Though Serbia was on the facts not found responsible for the commission of genocide in Bosnia, the Court’s judgment affirmed the attribution model developed by the ILC and the distinction between primary and secondary rules. States can thus be brought before the ICJ under Article IX of the Convention not merely for failing to criminalize or prosecute genocide, but also for committing it through their organs or failing to prevent it.
In my next post I will deal with the territorial scope of state obligations under the Convention.
Many thanks to Dapo for inviting me to blog here at EJIL: Talk! – hopefully the blog will turn out to be as successful in the blawgosphere as the EJIL is in print. In the next couple of weeks I intend to write on various topics, first about certain issues regarding the the Genocide Convention, which has had its sixtieth anniversary last week, on December 9th.
On any account, the Convention is an extraordinary treaty, a historic pronouncement by states that the practice of exterminating human groups merely on account of their nation, race, religion or ethnicity, is something that can never condoned or resorted to. At the same time, the Convention is in many ways a deeply disappointing instrument.

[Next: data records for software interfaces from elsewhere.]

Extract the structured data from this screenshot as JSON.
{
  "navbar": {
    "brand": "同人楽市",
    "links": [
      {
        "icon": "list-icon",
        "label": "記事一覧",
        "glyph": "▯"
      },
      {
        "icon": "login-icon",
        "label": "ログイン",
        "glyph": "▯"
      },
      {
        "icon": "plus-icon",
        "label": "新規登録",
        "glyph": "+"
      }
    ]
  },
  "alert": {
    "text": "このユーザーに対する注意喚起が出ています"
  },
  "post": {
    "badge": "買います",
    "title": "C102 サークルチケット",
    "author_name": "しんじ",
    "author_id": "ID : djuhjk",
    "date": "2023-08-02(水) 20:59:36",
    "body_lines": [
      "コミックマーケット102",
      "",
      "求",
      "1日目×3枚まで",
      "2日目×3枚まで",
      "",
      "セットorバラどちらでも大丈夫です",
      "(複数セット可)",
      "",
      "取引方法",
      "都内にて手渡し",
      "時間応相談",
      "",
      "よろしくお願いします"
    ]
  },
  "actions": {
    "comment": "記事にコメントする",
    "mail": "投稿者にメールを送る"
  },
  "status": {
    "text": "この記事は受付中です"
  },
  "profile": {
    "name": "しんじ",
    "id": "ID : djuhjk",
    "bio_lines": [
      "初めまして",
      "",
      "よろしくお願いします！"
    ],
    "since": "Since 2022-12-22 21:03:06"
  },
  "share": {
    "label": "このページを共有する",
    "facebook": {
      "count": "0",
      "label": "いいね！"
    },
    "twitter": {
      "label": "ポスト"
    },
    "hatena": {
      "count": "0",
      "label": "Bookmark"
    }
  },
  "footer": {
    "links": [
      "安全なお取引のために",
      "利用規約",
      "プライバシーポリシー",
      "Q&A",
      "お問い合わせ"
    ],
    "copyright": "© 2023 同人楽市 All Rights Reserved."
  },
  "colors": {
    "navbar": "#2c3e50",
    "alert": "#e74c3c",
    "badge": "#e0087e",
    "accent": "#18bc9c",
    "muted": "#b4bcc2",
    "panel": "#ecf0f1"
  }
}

One, rather obvious item of disappointment would be its record of compliance. How many genocides, exactly, has the Convention on the Prevention and Punishment of the Crime of Genocide actually prevented or punished? In the face of, say, Darfur, it is hard to escape the impression that the Convention has hardly been a success. Some authors have even conducted empirical studies suggesting that the Convention has contributed little or nothing to the actual compliance with the norms that it enshrines (see here, at 1981-1982).

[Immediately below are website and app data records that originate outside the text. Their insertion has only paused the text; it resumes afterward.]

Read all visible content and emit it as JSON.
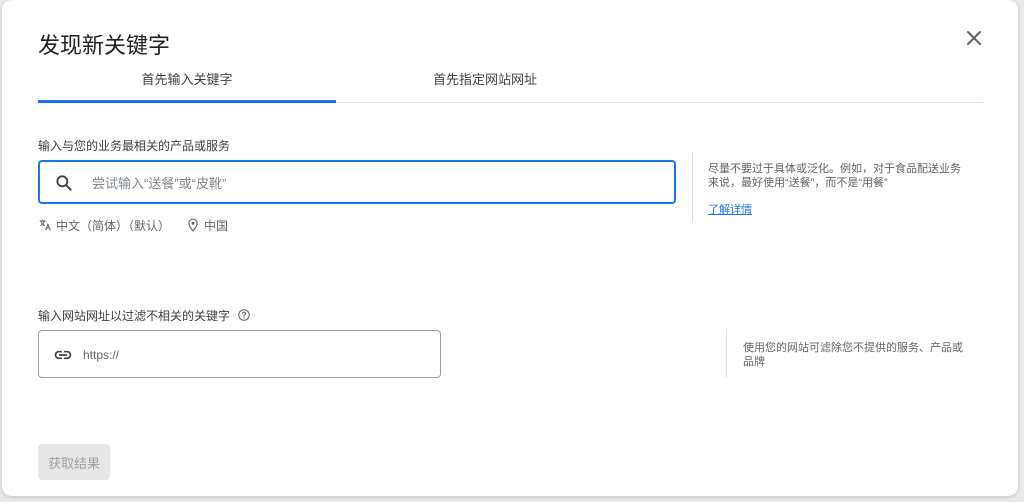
{
  "dialog": {
    "title": "发现新关键字",
    "tabs": [
      {
        "label": "首先输入关键字",
        "active": true
      },
      {
        "label": "首先指定网站网址",
        "active": false
      }
    ]
  },
  "keyword_section": {
    "label": "输入与您的业务最相关的产品或服务",
    "placeholder": "尝试输入“送餐”或“皮靴”",
    "language": "中文（简体）（默认）",
    "location": "中国",
    "hint": "尽量不要过于具体或泛化。例如，对于食品配送业务来说，最好使用“送餐”，而不是“用餐”",
    "learn_more": "了解详情"
  },
  "url_section": {
    "label": "输入网站网址以过滤不相关的关键字",
    "placeholder": "https://",
    "hint": "使用您的网站可滤除您不提供的服务、产品或品牌"
  },
  "actions": {
    "submit_label": "获取结果"
  },
  "icons": {
    "close": "close-icon",
    "search": "search-icon",
    "translate": "translate-icon",
    "location": "location-pin-icon",
    "help": "help-icon",
    "link": "link-icon"
  },
  "colors": {
    "accent": "#1a73e8",
    "disabled_button_bg": "#e6e6e6",
    "disabled_button_text": "#a0a0a0"
  }
}
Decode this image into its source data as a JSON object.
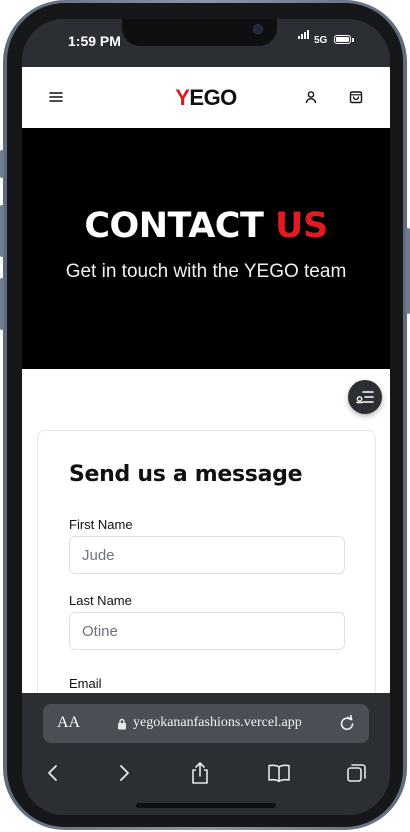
{
  "status_bar": {
    "time": "1:59 PM",
    "network": "5G"
  },
  "header": {
    "menu_icon": "hamburger-menu-icon",
    "logo_first": "Y",
    "logo_rest": "EGO",
    "account_icon": "user-icon",
    "cart_icon": "shopping-bag-icon"
  },
  "hero": {
    "title_main": "CONTACT",
    "title_accent": "US",
    "subtitle": "Get in touch with the YEGO team"
  },
  "floating_button": {
    "icon": "filter-list-icon"
  },
  "form": {
    "heading": "Send us a message",
    "first_name": {
      "label": "First Name",
      "placeholder": "Jude"
    },
    "last_name": {
      "label": "Last Name",
      "placeholder": "Otine"
    },
    "email": {
      "label": "Email"
    }
  },
  "browser": {
    "text_size_label": "AA",
    "url": "yegokananfashions.vercel.app",
    "toolbar_icons": [
      "back-icon",
      "forward-icon",
      "share-icon",
      "bookmarks-icon",
      "tabs-icon"
    ]
  },
  "colors": {
    "accent_red": "#e01b24",
    "hero_bg": "#000000",
    "browser_bg": "#2b2f33"
  }
}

For what it’s worth, I believe that this initial reflex of disappointment should be resisted. Before we ask ourselves whether the Convention does what it was supposed to do, we need to look at what it actually says. And it says very, very little. The definition of the crime of genocide requires the specific intent to (physically or biologically) destroy a national, ethnic, racial, or religious group, this enumeration of protected groups being exhaustive. The narrowness of this definition is such that it excludes the vast majority of acts that most lawyers, and by far the majority of the general public, think of as genocide.